#### What is needed
Where does the string "payer" appear in the records? Copy every line that contains it.

*** Records provided Section Begins ***

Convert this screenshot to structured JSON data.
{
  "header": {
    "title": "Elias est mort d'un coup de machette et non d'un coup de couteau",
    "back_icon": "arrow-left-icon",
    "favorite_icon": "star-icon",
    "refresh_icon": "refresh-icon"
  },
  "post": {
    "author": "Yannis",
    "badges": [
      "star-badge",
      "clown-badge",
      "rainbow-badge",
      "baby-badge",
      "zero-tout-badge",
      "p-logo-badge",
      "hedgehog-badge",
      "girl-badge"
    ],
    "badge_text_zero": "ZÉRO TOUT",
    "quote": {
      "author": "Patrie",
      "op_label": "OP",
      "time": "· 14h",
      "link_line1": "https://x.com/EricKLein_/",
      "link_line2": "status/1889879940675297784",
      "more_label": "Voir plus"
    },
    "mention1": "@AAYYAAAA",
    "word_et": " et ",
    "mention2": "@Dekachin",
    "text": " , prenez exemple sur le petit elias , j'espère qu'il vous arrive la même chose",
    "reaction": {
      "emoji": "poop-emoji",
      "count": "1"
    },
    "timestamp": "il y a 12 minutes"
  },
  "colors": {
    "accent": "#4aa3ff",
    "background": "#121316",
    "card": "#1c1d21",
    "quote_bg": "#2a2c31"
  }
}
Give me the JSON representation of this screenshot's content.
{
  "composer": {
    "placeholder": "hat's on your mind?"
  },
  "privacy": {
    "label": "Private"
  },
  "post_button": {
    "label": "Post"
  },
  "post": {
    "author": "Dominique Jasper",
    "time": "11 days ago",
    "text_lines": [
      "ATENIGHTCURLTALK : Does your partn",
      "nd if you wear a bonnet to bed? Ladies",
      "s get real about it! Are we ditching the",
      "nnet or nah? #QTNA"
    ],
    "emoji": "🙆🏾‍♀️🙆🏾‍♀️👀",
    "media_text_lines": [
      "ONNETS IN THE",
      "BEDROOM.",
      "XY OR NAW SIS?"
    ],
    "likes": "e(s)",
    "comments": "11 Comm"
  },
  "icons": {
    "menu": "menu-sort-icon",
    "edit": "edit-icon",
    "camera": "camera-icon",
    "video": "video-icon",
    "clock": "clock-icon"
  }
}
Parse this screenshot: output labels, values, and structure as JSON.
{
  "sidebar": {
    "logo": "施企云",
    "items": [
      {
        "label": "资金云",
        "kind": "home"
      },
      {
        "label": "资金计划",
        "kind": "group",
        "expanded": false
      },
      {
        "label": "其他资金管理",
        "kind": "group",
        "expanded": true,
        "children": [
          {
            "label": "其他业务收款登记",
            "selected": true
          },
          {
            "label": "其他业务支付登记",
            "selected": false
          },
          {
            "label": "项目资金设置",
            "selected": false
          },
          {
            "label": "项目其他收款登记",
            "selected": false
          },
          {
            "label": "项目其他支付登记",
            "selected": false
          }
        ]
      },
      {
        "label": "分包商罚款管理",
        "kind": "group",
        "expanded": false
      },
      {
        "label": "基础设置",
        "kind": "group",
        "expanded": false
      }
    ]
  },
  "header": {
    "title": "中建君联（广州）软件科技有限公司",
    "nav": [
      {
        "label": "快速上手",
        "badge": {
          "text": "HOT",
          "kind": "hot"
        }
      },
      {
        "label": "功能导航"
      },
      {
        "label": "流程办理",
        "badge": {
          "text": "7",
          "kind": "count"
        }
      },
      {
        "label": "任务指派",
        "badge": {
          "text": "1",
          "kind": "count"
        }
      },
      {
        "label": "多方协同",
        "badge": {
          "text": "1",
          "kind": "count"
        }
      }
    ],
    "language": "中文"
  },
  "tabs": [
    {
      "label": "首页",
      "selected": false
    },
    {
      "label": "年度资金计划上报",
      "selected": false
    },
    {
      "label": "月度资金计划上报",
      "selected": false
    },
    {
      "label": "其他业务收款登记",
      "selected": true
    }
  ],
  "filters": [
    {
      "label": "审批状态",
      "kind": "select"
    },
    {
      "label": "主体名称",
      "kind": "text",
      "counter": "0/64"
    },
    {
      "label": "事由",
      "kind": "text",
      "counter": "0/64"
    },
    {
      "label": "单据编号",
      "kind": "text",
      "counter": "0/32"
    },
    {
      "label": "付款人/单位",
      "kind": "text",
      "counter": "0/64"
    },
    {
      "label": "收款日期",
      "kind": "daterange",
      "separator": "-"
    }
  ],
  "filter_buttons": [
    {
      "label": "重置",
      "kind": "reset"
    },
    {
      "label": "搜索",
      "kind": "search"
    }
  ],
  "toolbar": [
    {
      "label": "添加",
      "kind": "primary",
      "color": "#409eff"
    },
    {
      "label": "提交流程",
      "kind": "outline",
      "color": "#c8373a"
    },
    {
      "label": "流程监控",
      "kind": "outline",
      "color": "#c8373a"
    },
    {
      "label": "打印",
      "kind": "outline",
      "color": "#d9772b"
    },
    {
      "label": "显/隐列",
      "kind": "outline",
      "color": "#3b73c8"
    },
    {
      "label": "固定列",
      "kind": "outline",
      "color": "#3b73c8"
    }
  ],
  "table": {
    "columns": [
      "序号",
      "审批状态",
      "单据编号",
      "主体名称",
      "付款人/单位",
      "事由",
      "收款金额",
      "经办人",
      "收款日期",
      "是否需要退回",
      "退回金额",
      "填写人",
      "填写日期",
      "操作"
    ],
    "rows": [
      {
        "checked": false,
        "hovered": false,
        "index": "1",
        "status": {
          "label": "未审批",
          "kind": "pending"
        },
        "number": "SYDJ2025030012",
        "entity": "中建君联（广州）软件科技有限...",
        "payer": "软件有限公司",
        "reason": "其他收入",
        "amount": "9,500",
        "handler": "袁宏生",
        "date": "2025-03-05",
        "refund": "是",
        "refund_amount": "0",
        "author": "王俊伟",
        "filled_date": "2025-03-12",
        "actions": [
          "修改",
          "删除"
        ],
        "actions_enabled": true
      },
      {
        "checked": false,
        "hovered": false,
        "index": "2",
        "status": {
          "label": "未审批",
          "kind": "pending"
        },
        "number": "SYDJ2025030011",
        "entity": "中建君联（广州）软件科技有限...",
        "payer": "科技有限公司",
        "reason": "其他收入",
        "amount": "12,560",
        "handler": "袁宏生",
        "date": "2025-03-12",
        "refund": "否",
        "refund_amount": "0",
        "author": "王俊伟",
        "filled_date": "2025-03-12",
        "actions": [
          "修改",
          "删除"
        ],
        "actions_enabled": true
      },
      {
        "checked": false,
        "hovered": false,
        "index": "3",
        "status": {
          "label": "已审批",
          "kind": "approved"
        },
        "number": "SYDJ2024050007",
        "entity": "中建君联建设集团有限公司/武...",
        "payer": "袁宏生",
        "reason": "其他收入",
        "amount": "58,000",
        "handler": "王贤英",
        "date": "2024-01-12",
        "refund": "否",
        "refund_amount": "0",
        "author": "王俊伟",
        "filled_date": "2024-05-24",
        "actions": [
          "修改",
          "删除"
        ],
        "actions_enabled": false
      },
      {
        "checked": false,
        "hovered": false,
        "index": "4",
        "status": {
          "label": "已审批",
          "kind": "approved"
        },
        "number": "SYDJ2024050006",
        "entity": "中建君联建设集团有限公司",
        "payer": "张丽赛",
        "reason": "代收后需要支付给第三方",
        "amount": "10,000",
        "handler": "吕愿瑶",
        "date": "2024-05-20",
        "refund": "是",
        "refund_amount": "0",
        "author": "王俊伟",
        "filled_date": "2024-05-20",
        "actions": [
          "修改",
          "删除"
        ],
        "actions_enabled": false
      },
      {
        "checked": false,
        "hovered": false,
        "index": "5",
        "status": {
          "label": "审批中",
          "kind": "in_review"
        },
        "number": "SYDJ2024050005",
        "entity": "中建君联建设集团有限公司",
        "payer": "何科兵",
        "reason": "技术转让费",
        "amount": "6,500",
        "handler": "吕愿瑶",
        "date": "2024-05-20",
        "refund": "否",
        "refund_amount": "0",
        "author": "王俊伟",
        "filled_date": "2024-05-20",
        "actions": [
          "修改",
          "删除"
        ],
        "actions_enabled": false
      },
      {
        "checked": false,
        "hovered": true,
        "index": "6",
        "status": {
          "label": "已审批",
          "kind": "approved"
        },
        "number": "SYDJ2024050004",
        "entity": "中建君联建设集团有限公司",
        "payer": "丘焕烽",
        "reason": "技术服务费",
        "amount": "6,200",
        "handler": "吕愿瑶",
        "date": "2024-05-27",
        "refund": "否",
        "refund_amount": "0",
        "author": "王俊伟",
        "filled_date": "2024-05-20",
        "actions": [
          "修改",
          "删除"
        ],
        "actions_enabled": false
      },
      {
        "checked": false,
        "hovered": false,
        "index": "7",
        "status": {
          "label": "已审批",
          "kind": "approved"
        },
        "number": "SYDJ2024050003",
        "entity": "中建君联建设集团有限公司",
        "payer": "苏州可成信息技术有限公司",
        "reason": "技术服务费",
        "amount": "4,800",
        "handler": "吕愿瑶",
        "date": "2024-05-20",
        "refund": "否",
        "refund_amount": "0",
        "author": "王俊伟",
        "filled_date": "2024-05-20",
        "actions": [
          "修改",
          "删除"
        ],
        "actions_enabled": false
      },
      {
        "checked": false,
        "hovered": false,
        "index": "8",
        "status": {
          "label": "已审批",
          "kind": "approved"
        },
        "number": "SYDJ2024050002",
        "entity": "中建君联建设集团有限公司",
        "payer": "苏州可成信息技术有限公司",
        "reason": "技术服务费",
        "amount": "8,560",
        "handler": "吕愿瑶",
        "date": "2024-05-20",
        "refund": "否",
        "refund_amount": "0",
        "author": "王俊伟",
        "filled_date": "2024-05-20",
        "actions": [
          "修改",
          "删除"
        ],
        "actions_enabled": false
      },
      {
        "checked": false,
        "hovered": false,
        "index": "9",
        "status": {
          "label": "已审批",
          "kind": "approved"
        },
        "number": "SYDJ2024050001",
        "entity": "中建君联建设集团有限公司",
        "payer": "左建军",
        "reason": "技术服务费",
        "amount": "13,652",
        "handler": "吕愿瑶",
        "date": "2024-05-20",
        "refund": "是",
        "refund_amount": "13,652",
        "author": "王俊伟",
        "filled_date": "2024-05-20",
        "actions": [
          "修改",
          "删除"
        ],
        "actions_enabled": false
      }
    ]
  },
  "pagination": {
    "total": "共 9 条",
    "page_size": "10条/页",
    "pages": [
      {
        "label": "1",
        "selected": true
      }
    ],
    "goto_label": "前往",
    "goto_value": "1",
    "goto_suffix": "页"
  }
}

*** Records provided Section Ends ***

#### Exercise solution
        "payer": "软件有限公司",
        "payer": "科技有限公司",
        "payer": "袁宏生",
        "payer": "张丽赛",
        "payer": "何科兵",
        "payer": "丘焕烽",
        "payer": "苏州可成信息技术有限公司",
        "payer": "苏州可成信息技术有限公司",
        "payer": "左建军",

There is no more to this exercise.